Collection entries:
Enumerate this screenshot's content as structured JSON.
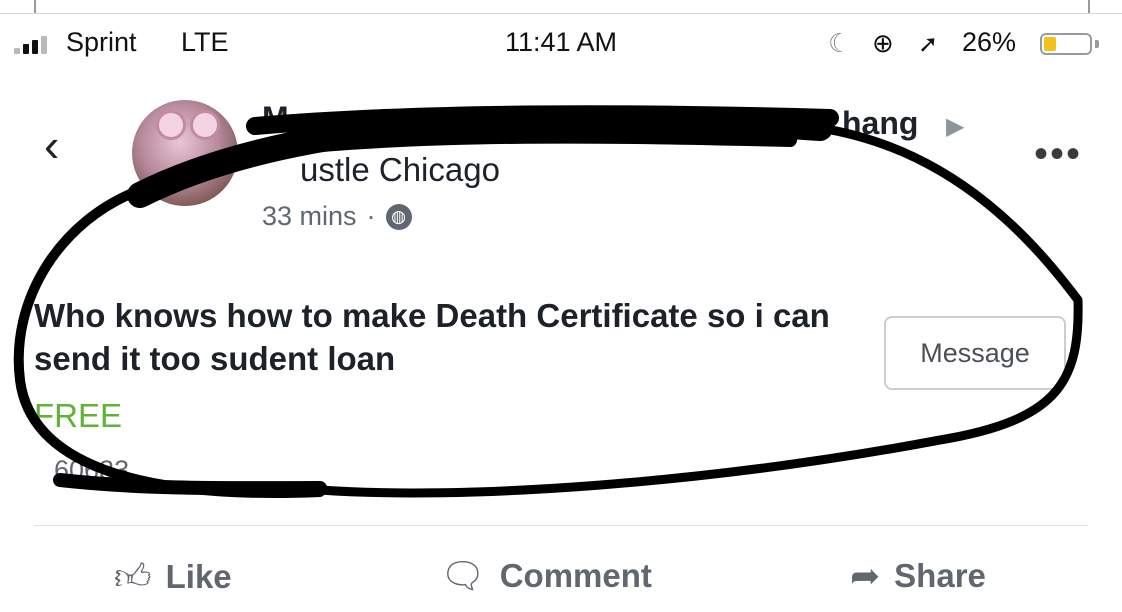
{
  "status_bar": {
    "carrier": "Sprint",
    "network": "LTE",
    "time": "11:41 AM",
    "battery_percent": "26%",
    "battery_fill_fraction": 0.26,
    "battery_color": "#f2c21a",
    "icons": [
      "signal-icon",
      "moon-icon",
      "rotation-lock-icon",
      "location-arrow-icon",
      "battery-icon"
    ]
  },
  "post": {
    "author_start": "M",
    "author_end": "hang",
    "group_name": "ustle Chicago",
    "time_ago": "33 mins",
    "separator": "·",
    "privacy_icon": "globe-icon",
    "title": "Who knows how to make Death Certificate so i can send it too sudent loan",
    "price": "FREE",
    "location": "60633",
    "message_button": "Message",
    "price_color": "#5fb236"
  },
  "actions": {
    "like": "Like",
    "comment": "Comment",
    "share": "Share"
  },
  "annotation": {
    "marker_color": "#000000"
  }
}
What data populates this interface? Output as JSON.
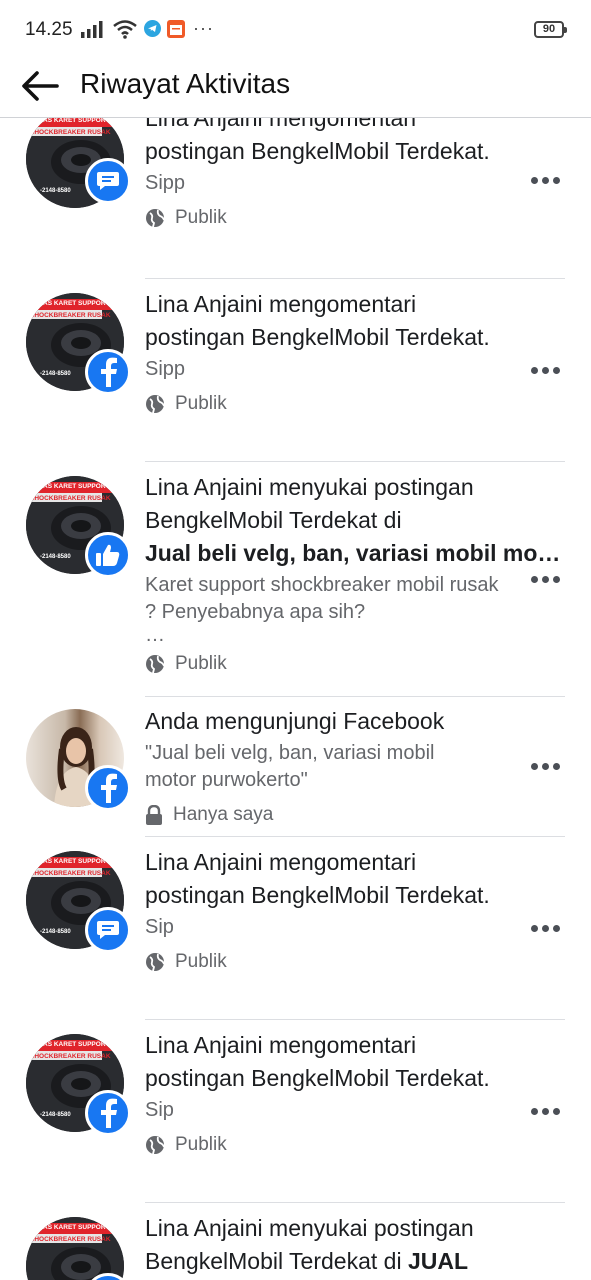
{
  "status_bar": {
    "time": "14.25",
    "battery": "90"
  },
  "header": {
    "title": "Riwayat Aktivitas"
  },
  "items": [
    {
      "headline": "Lina Anjaini mengomentari postingan BengkelMobil Terdekat.",
      "sub": "Sipp",
      "privacy": "Publik",
      "badge": "comment-icon"
    },
    {
      "headline": "Lina Anjaini mengomentari postingan BengkelMobil Terdekat.",
      "sub": "Sipp",
      "privacy": "Publik",
      "badge": "facebook-icon"
    },
    {
      "headline_pre": "Lina Anjaini menyukai postingan BengkelMobil Terdekat di ",
      "headline_bold": "Jual beli velg, ban, variasi mobil mo…",
      "sub": "Karet support shockbreaker mobil rusak ? Penyebabnya apa sih?",
      "sub_more": "…",
      "privacy": "Publik",
      "badge": "like-icon"
    },
    {
      "headline": "Anda mengunjungi Facebook",
      "sub": "\"Jual beli velg, ban, variasi mobil motor purwokerto\"",
      "privacy": "Hanya saya",
      "badge": "facebook-icon"
    },
    {
      "headline": "Lina Anjaini mengomentari postingan BengkelMobil Terdekat.",
      "sub": "Sip",
      "privacy": "Publik",
      "badge": "comment-icon"
    },
    {
      "headline": "Lina Anjaini mengomentari postingan BengkelMobil Terdekat.",
      "sub": "Sip",
      "privacy": "Publik",
      "badge": "facebook-icon"
    },
    {
      "headline_pre": "Lina Anjaini menyukai postingan BengkelMobil Terdekat di ",
      "headline_bold": "JUAL",
      "badge": "like-icon"
    }
  ],
  "thumb": {
    "banner_line1": "EBAS KARET SUPPORT",
    "banner_line2": "SHOCKBREAKER RUSAK",
    "phone": "-2148-8580"
  },
  "colors": {
    "facebook_blue": "#1877f2",
    "banner_red": "#e0242b"
  }
}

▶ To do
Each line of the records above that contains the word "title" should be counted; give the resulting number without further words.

▶ Reply to the exercise
2